Image replacement and screenreaders

Ok kids, if you use image replacement to create super-cool rollover buttons, raise your hands. Good. Now, keep your hands raised if you put title attributes on the links to give added information. Great! What is the text inside the link? Keep your hands raised if you repeated your title attribute in the link text.

Congratulations, you’ve probably done some usability testing with an actual screen reader.

For those who put your hands down; here’s the deal-eeo. Screenreaders ignore title attributes by default. Sucks… I know. I’ve been adding really juicy title attributes for usability and they’re being ignored!

Go ahead and duplicate your text

I was doing some user-testing today with Victor Tsaran, the Accessibility Project Manager at Yahoo! He came across a button with link text that was the same as the image. He said, “what’s this going to do?” It was a simple thing like “more info”… But the title attribute said “Visit Joe’s Web Site for more information.” That, he suggested, should have been the link text.

The link text is hidden from the visual users and the title attribute is hidden from the screen readers; so duplicating the information isn’t a bad thing. If you find yourself putting good information in a title attribute for a link that is using image replacement, duplicate the content in the link. It’s that simple. Now, put your hands down, it’s starting to smell musky around here.

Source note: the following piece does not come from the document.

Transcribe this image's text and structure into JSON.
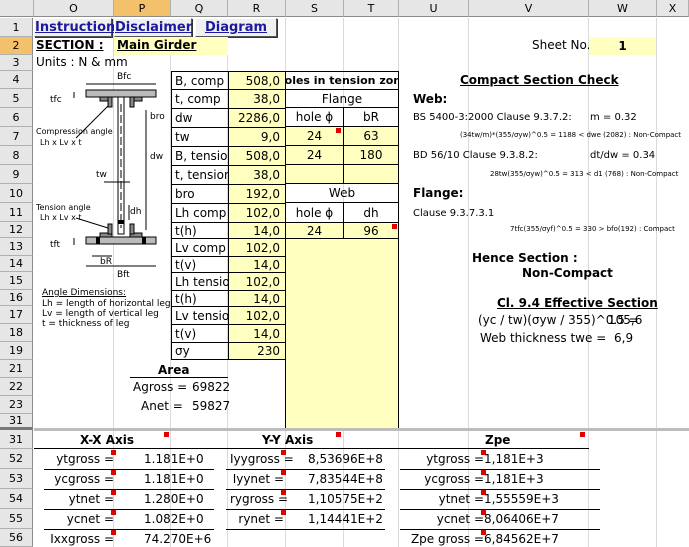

Get rid of the dotted lines on links with image replacement

Update 2-26-2014

This is obviously an outdated article. Please do not follow the older advice on using outline:none and hiding focus. We need to provide some visual cue that a user has placed their focus on a link or button via the keyboard. The key is not to hide focus, rather to avoid generating the marching ants that went off screen with older methods of image replacement. The key is hide the text while not pushing it off-screen. Thierry Koblentz’s article Clip your hidden content for better accessibility is the gold standard on using hidden text while avoiding the off-screen outlines and making your site global-ready.

If you do decide to use outline:none, you must make sure that you re-define the focus style. This is normally done by duplicating the :hover style

:hover, :focus, :active {
    text-decoration:underline;
}

Original post

I don’t remember where I first found this tip (Hedger Wang?), but it’s a good one. If you are using image replacement, i.e. background images and negative text-indent, you may notice a dotted line appear when the link is clicked and waiting for the page to change (:focus). It’s outlining the text that happens to be wayyyyy off screen. It’s easy as pie to fix this issue.

CSS Fix

This will fix the problem in Firefox. Just drop this into your global.css file.

a:focus {
    -moz-outline-style: none;
}/*this avoids having image replacement sections display a dotted outline*/

JavaScript Fix

This will fix the issue in the other browsers.

var theahrefs = document.getElementsByTagName('a');
//fix dotted line thing when link is OnClicked
for(var x=0;x!=theahrefs.length;x++){
    theahrefs[x].onfocus = function stopLinkFocus(){this.hideFocus=true;};
}